=== Begin Enclosure ===

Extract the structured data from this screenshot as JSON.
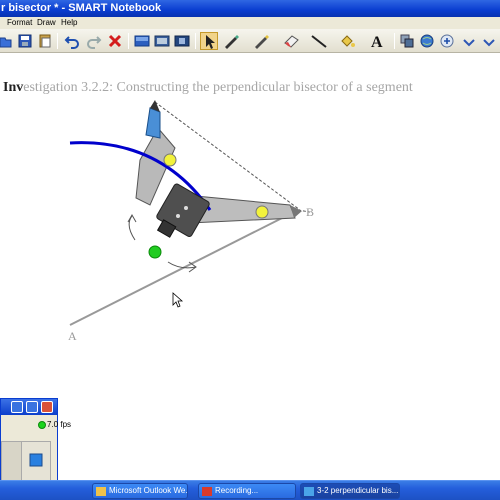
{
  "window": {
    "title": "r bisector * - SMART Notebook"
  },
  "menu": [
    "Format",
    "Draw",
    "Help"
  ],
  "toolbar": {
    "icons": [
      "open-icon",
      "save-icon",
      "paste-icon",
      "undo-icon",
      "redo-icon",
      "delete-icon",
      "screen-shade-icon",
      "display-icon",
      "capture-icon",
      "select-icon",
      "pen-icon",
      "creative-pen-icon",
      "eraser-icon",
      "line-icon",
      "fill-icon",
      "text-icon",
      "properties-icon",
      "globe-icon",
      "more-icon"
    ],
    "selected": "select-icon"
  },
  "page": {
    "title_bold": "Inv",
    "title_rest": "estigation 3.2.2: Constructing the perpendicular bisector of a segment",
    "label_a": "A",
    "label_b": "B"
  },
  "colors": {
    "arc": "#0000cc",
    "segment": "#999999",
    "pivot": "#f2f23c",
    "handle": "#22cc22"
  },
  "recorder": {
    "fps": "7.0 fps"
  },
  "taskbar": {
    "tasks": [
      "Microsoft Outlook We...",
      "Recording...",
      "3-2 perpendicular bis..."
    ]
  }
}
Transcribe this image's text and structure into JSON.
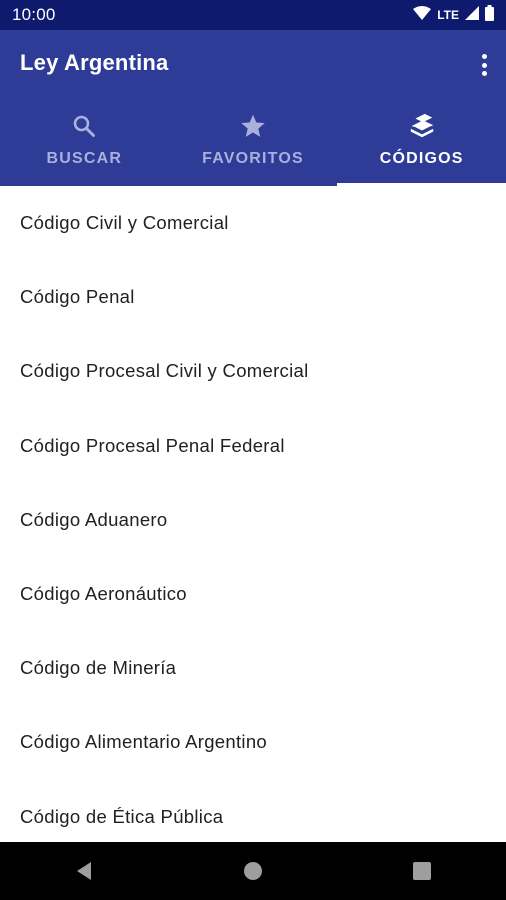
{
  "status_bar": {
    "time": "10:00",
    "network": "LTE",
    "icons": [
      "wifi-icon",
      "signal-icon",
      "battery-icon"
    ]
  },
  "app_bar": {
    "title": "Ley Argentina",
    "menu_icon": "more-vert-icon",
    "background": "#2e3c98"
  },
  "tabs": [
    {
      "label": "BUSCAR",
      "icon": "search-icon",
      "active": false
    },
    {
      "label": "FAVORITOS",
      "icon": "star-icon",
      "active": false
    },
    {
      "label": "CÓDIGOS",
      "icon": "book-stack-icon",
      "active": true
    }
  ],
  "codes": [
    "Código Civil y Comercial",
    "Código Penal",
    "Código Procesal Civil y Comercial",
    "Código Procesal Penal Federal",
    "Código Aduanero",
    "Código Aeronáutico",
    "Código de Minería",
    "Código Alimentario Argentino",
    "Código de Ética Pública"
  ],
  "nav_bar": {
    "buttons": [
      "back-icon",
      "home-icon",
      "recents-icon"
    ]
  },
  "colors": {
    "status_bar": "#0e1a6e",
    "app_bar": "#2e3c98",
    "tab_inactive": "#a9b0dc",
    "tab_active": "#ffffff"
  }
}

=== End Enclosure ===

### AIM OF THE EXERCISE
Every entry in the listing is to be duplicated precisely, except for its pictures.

### RESPONSE TO THIS EXERCISE
Extract the structured data from this screenshot as JSON.
{
  "window": {
    "title": "r bisector * - SMART Notebook"
  },
  "menu": [
    "Format",
    "Draw",
    "Help"
  ],
  "toolbar": {
    "icons": [
      "open-icon",
      "save-icon",
      "paste-icon",
      "undo-icon",
      "redo-icon",
      "delete-icon",
      "screen-shade-icon",
      "display-icon",
      "capture-icon",
      "select-icon",
      "pen-icon",
      "creative-pen-icon",
      "eraser-icon",
      "line-icon",
      "fill-icon",
      "text-icon",
      "properties-icon",
      "globe-icon",
      "more-icon"
    ],
    "selected": "select-icon"
  },
  "page": {
    "title_bold": "Inv",
    "title_rest": "estigation 3.2.2: Constructing the perpendicular bisector of a segment",
    "label_a": "A",
    "label_b": "B"
  },
  "colors": {
    "arc": "#0000cc",
    "segment": "#999999",
    "pivot": "#f2f23c",
    "handle": "#22cc22"
  },
  "recorder": {
    "fps": "7.0 fps"
  },
  "taskbar": {
    "tasks": [
      "Microsoft Outlook We...",
      "Recording...",
      "3-2 perpendicular bis..."
    ]
  }
}
Transcribe this image's text and structure into JSON.
{
  "status_bar": {
    "time": "10:00",
    "network": "LTE",
    "icons": [
      "wifi-icon",
      "signal-icon",
      "battery-icon"
    ]
  },
  "app_bar": {
    "title": "Ley Argentina",
    "menu_icon": "more-vert-icon",
    "background": "#2e3c98"
  },
  "tabs": [
    {
      "label": "BUSCAR",
      "icon": "search-icon",
      "active": false
    },
    {
      "label": "FAVORITOS",
      "icon": "star-icon",
      "active": false
    },
    {
      "label": "CÓDIGOS",
      "icon": "book-stack-icon",
      "active": true
    }
  ],
  "codes": [
    "Código Civil y Comercial",
    "Código Penal",
    "Código Procesal Civil y Comercial",
    "Código Procesal Penal Federal",
    "Código Aduanero",
    "Código Aeronáutico",
    "Código de Minería",
    "Código Alimentario Argentino",
    "Código de Ética Pública"
  ],
  "nav_bar": {
    "buttons": [
      "back-icon",
      "home-icon",
      "recents-icon"
    ]
  },
  "colors": {
    "status_bar": "#0e1a6e",
    "app_bar": "#2e3c98",
    "tab_inactive": "#a9b0dc",
    "tab_active": "#ffffff"
  }
}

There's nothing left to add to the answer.